Sangeeta Bhatia: This tiny particle could roam your body to find tumors
Sangeeta Bhatia - Physician, bioengineer and entrepreneur
Sangeeta Bhatia is a cancer researcher, MIT professor and biotech entrepreneur who works to adapt technologies developed in the computer industry for medical innovation. Full bio
to house one transistor,
the size of an entire room
revolution in computers.
to reduce the number of lives lost
diseases on Earth:
is that we're working on curing cancer.
opportunity to save lives
and prevention of cancer.
due to cancer are fully preventable
have in hand today.
and technologies that we have today,
they've started growing,
cancer cells strong.
deadly cancers sooner,
miniaturization might get us there.
for looking at a tissue specimen,
with years of specialized training
of mine at Rice University,
is miniaturize that whole microscope
of an optical fiber.
of taking a sample from a patient
to the patient.
a specialist to look at the images,
normal versus cancerous cells.
working in rural communities,
a mobile screening van
and perform exams
hospital for analysis,
with an abnormal test result
because they can't afford the trip.
and computer analysis,
have been able to create a van
and a treatment setup.
is that they can do a diagnosis
miniaturization can save lives.
as straight-up miniaturization.
and you made it little.
for us to take them everywhere.
equivalent like that in medicine?
circulate in your body,
like science fiction.
allows us to do just that.
the parts that make up the detector
actually change their properties
into gold nanoparticles,
gold to looking red.
like cadmium selenide --
out of this material
yellow, orange, red,
like that in the macro world?
in your closet are all made of cotton,
depending only on their size.
the color of materials
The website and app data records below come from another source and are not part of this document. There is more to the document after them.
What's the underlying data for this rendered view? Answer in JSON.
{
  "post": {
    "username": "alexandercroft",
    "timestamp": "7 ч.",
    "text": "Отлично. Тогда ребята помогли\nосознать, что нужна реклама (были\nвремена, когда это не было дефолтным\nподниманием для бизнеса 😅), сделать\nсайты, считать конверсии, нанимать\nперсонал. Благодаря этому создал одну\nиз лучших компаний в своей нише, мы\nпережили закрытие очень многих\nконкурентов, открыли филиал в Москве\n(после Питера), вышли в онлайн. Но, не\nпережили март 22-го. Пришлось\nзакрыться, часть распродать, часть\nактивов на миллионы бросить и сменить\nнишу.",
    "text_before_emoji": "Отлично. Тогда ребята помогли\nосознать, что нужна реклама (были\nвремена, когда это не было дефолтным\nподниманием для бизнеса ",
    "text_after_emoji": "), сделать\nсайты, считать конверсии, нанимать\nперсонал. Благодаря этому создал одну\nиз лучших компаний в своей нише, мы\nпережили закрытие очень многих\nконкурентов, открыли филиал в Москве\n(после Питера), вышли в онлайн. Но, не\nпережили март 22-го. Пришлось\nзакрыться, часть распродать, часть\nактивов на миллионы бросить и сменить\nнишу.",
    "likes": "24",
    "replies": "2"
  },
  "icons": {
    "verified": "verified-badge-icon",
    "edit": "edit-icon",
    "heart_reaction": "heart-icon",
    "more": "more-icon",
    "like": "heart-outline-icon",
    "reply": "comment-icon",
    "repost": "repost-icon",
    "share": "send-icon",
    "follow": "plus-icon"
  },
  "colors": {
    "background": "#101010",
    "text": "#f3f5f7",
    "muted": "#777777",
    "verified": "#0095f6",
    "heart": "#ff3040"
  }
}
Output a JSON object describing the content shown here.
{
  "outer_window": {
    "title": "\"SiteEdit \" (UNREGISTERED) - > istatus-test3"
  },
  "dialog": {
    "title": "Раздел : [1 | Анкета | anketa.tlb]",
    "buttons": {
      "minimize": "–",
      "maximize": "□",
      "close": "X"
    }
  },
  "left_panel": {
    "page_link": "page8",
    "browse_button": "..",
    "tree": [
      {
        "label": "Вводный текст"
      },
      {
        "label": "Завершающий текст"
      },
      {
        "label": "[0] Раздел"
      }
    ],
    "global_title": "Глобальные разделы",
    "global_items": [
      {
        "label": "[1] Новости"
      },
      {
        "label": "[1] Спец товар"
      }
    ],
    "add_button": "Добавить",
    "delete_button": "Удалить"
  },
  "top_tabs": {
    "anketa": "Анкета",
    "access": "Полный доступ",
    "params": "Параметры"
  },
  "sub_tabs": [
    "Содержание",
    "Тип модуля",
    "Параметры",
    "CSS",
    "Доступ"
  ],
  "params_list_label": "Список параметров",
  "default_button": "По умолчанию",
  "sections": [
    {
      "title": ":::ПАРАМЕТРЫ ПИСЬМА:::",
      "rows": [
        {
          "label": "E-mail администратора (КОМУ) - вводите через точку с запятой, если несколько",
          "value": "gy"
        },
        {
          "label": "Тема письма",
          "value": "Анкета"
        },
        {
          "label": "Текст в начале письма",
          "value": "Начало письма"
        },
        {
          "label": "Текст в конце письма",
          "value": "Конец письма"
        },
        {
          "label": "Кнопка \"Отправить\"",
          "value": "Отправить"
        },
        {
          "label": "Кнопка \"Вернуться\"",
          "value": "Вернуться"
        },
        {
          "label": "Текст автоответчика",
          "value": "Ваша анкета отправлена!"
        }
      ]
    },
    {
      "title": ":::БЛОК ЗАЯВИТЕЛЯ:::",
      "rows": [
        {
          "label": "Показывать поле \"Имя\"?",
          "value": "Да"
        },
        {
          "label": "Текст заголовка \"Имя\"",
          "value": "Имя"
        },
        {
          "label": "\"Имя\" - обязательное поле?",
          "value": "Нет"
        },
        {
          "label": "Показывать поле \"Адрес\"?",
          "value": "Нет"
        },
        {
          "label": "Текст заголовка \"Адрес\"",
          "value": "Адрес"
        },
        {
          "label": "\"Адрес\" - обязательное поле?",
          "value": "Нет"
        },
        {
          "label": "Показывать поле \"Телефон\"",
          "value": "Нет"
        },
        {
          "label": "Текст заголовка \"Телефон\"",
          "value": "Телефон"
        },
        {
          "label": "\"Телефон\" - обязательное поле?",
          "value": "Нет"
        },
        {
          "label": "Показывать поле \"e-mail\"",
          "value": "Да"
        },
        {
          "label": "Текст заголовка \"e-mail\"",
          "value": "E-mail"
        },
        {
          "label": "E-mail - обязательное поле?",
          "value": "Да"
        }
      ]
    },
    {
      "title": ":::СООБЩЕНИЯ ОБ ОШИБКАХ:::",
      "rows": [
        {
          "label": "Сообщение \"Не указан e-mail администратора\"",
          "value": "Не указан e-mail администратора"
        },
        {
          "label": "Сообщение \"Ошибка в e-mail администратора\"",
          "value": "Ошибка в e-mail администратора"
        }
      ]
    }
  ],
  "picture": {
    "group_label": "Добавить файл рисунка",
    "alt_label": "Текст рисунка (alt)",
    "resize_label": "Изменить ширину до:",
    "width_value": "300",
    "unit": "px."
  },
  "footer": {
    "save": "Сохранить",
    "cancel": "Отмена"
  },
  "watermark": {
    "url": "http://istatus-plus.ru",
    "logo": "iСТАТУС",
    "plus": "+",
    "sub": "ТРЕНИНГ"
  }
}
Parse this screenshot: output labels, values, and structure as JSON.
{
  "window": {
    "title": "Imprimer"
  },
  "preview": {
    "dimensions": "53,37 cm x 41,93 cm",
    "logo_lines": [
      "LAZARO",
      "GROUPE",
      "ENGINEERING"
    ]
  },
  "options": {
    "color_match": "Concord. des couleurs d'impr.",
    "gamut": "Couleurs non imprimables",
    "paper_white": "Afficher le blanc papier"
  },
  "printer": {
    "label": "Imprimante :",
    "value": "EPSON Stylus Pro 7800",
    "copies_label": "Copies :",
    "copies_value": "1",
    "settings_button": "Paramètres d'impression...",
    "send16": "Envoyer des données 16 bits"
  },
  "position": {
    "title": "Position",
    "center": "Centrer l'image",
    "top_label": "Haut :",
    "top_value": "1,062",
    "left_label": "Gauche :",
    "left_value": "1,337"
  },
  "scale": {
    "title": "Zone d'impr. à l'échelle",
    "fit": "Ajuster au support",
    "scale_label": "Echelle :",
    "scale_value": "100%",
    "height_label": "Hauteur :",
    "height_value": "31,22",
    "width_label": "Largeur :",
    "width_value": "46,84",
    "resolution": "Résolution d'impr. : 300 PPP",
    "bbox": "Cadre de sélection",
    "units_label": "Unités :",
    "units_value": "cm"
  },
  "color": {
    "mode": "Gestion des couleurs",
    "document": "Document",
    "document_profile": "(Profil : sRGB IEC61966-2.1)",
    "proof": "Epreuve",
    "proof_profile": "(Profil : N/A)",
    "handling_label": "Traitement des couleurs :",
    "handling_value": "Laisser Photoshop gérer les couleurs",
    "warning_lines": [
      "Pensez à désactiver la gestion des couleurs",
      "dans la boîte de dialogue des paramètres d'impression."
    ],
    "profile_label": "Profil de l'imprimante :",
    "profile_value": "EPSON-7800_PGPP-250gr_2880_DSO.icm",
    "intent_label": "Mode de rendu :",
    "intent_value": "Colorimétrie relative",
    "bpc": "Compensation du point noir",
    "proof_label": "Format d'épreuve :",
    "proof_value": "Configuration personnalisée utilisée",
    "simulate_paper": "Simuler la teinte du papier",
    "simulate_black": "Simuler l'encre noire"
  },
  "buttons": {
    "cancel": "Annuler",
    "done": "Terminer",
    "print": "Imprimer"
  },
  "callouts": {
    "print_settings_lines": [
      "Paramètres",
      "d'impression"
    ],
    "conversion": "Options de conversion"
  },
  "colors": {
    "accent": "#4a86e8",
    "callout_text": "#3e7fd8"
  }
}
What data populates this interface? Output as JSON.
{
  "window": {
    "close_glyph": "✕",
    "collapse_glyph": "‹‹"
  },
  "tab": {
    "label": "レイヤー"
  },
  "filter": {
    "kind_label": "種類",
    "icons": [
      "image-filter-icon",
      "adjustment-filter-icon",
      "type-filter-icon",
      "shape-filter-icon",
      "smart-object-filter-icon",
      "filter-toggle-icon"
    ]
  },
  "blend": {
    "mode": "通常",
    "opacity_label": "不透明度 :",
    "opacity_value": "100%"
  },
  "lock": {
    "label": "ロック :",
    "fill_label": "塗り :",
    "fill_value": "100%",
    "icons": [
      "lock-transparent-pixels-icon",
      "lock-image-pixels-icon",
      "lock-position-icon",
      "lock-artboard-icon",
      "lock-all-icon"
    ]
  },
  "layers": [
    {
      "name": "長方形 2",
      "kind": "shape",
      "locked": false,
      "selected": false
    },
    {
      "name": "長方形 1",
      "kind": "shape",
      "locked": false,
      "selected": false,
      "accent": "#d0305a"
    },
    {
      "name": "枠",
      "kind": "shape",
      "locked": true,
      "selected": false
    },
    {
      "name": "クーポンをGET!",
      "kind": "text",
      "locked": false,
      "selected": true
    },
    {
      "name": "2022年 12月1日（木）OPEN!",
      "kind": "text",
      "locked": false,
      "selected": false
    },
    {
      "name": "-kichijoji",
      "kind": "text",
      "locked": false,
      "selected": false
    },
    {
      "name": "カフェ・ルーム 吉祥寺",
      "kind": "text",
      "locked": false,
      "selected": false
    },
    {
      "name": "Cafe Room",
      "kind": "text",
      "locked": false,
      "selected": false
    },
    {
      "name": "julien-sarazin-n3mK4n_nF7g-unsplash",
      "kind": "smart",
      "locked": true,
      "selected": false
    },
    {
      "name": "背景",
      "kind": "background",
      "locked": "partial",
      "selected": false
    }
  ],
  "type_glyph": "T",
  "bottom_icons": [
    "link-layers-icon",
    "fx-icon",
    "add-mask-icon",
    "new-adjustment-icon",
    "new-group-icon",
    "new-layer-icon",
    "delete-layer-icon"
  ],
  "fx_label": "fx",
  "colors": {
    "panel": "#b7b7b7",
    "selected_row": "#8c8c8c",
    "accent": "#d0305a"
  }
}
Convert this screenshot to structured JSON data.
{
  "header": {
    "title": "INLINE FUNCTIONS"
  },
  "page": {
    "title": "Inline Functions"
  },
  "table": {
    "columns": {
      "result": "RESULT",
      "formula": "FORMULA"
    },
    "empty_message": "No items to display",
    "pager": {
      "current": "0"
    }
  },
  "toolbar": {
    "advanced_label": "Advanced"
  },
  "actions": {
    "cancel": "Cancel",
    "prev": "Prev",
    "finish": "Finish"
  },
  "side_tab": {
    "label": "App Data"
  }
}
in your body also changes.
that we're going to use
into the blood vessel
from the bloodstream into the tumor.
of many tumors are leaky,
from the bloodstream into the tumor.
depends on their size.
blue nanoparticles are leaking out,
or small I make a material,
a cancer nanodetector
into the body and look for tumors.
for tumor invasion:
that tumors need to make to spread.
of the tissue that it's born in,
the scaffolding of tissues.
to be activated by these enzymes.
of these chemical reactions in an hour.
that one-to-a-thousand ratio
signal to the outside world,
one more piece of nanoscale biology,
and put waste into the urine.
than five nanometers
through the kidney, into the urine,
that's bigger is retained.
where it's activated by tumor enzymes
filtered out of the kidney
that I can detect.
that we designed as engineers.
and we can design them
with our tool of choice.
sensitive, fancy instrument
with a unique mass.
that's more inexpensive and portable.
that we can trap on paper,
world of paper tests
in a field called paper diagnostics.
to keep us pushing forward,
will happen with my technology,
our hearts and souls
an expensive screening facility
on a smartphone.
have this working in mice,
than existing methods
colon and ovarian cancer.
detect tumors in patients
after they've started growing,
to earlier treatments,
than we can today,
About the speaker:Sangeeta Bhatia - Physician, bioengineer and entrepreneur
Sangeeta Bhatia is a cancer researcher, MIT professor and biotech entrepreneur who works to adapt technologies developed in the computer industry for medical innovation.
Why you should listen
Trained as both a physician and engineer at Harvard, MIT, and Brown University, Sangeeta Bhatia leverages 'tiny technologies' of miniaturization to yield inventions with new applications in tissue regeneration, stem cell differentiation, medical diagnostics, predictive toxicology and drug delivery. She and her trainees have launched more than 10 biotechnology companies to improve human health.
Bhatia has received many honors including the Lemelson-MIT Prize, known as the 'Oscar for inventors,' and the Heinz Medal for groundbreaking inventions and advocacy for women in STEM fields. She is a Howard Hughes Medical Institute Investigator, the Director of the Marble Center for Cancer Nanomedicine at the Koch Institute for Integrative Cancer Research and an elected member of the National Academy of Engineering, the American Academy of Arts and Science and Brown University's Board of Trustees.
Sangeeta Bhatia | Speaker | TED.com